Birds and bees: Find out what brings them to your home

Published 12:00 am Friday, September 26, 2014

Do you know all about the birds and the bees? Not that parenting talk, but do you really know what birds, bees and other pollinators need to survive? If not, be sure to check out the Extension Master Gardener and Beekeeping booth at the Rowan County Fair this year.
The combined booth at the fair is probably in the top 10 of the booths made by Extension Master Gardeners, and the partnership with the Rowan County Beekeepers could not have come at a better time. With more bees being susceptible to colony collapse disorder and birds losing habitat, homeowners and gardeners alike need to start thinking about providing some of their land as a habitat sanctuary. The booth is set up to help you create a garden habitat; each of the areas are used for cover, food, nesting and a water supply.
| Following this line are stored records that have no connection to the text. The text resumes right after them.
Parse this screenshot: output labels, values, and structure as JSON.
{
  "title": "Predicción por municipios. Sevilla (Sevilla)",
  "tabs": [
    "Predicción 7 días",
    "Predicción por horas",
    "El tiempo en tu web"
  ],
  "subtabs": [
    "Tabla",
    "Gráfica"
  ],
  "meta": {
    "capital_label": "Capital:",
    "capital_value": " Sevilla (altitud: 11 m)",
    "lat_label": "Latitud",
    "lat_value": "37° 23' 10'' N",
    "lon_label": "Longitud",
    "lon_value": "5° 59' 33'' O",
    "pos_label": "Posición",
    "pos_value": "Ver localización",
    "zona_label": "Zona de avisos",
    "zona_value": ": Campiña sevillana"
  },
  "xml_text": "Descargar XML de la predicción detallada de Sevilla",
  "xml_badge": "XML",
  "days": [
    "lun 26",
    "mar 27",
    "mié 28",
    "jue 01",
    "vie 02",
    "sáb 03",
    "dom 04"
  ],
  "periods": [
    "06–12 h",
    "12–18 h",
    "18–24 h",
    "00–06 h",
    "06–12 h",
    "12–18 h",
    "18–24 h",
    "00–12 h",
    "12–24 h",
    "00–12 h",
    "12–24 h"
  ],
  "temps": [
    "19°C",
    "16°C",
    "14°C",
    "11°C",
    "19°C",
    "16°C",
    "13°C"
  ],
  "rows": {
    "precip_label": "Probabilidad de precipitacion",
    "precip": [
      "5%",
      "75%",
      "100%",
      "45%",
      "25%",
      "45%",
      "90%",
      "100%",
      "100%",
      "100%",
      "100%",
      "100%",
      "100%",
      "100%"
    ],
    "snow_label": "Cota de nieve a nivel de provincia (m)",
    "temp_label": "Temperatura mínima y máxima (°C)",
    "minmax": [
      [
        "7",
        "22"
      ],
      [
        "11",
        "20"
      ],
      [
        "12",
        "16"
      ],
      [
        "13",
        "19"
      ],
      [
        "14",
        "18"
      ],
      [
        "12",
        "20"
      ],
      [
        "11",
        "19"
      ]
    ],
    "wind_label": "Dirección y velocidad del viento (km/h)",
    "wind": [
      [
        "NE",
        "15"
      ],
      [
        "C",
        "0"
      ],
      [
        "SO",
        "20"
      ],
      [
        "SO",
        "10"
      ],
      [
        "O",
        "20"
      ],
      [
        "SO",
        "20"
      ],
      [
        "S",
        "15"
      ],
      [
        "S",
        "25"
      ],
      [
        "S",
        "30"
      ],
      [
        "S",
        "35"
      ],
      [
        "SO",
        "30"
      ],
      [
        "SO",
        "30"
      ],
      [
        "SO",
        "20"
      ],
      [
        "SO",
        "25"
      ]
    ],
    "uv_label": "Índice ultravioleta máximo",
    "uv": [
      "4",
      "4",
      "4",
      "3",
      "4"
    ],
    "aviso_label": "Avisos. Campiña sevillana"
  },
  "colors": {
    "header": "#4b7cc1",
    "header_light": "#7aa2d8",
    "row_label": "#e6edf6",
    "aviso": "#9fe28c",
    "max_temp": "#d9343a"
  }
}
Handouts are available to provide visitor’s ideas on what plants are best for each area. In the display, there are shrubs that contain fruit, flowers to provide nectar and trees to provide nesting areas. All of this can be done in a small location or lawn area. There are also some neat, interactive games for the whole family. One is to determine which bird you may see in your sanctuary. The other interactive game is to help you determine which insect you may be seeing. Bees are one of the most misidentified insects that we receive phone calls about; this is due to many insects that have similar colors or try to mimic bees themselves.
If you are more interested in the beekeeping portion of the booth, be sure to stop by the tables and pick up information on the Rowan County Beekeeping Association and check out their flyer on their beekeeping school starting in January.
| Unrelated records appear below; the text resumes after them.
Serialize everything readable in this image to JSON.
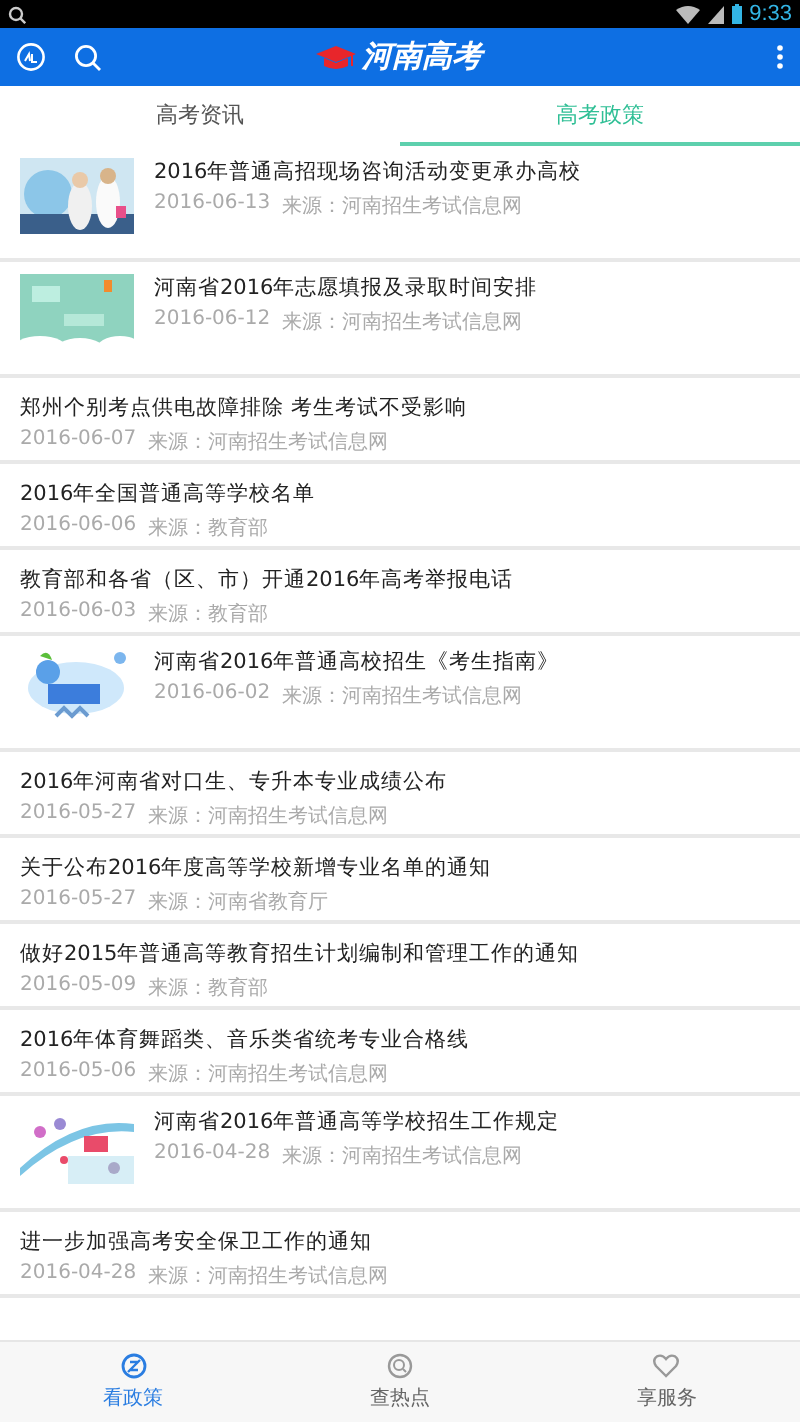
{
  "status_bar": {
    "time": "9:33"
  },
  "header": {
    "title": "河南高考"
  },
  "tabs": [
    {
      "label": "高考资讯",
      "selected": false
    },
    {
      "label": "高考政策",
      "selected": true
    }
  ],
  "articles": [
    {
      "title": "2016年普通高招现场咨询活动变更承办高校",
      "date": "2016-06-13",
      "source": "来源：河南招生考试信息网"
    },
    {
      "title": "河南省2016年志愿填报及录取时间安排",
      "date": "2016-06-12",
      "source": "来源：河南招生考试信息网"
    },
    {
      "kind": "text",
      "title": "郑州个别考点供电故障排除 考生考试不受影响",
      "date": "2016-06-07",
      "source": "来源：河南招生考试信息网"
    },
    {
      "kind": "text",
      "title": "2016年全国普通高等学校名单",
      "date": "2016-06-06",
      "source": "来源：教育部"
    },
    {
      "kind": "text",
      "title": "教育部和各省（区、市）开通2016年高考举报电话",
      "date": "2016-06-03",
      "source": "来源：教育部"
    },
    {
      "title": "河南省2016年普通高校招生《考生指南》",
      "date": "2016-06-02",
      "source": "来源：河南招生考试信息网"
    },
    {
      "kind": "text",
      "title": "2016年河南省对口生、专升本专业成绩公布",
      "date": "2016-05-27",
      "source": "来源：河南招生考试信息网"
    },
    {
      "kind": "text",
      "title": "关于公布2016年度高等学校新增专业名单的通知",
      "date": "2016-05-27",
      "source": "来源：河南省教育厅"
    },
    {
      "kind": "text",
      "title": "做好2015年普通高等教育招生计划编制和管理工作的通知",
      "date": "2016-05-09",
      "source": "来源：教育部"
    },
    {
      "kind": "text",
      "title": "2016年体育舞蹈类、音乐类省统考专业合格线",
      "date": "2016-05-06",
      "source": "来源：河南招生考试信息网"
    },
    {
      "title": "河南省2016年普通高等学校招生工作规定",
      "date": "2016-04-28",
      "source": "来源：河南招生考试信息网"
    },
    {
      "kind": "text",
      "title": "进一步加强高考安全保卫工作的通知",
      "date": "2016-04-28",
      "source": "来源：河南招生考试信息网"
    }
  ],
  "bottom_nav": [
    {
      "label": "看政策",
      "selected": true
    },
    {
      "label": "查热点",
      "selected": false
    },
    {
      "label": "享服务",
      "selected": false
    }
  ]
}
The Extension Master Gardener and Rowan County Beekeeping booth has just a few samples to see what a sanctuary can look like. There are many pollinator gardens across the state and there is also one at our Cooperative Extension office (2727 Old Concord Road). We are all doing this to help pitch in. It is also becoming more common for homeowners to create pollinator gardens as well as way stations for butterflies such as the Monarch. Keep that in mind when you are tackling your next landscaping project, I know there will be plenty of pollinators that will be grateful that you did.

For more information on creating your own habitat, whether for birds, bees or all types of pollinators, contact your local Cooperative Extension Agent, Danelle Cutting at 704-216-8970.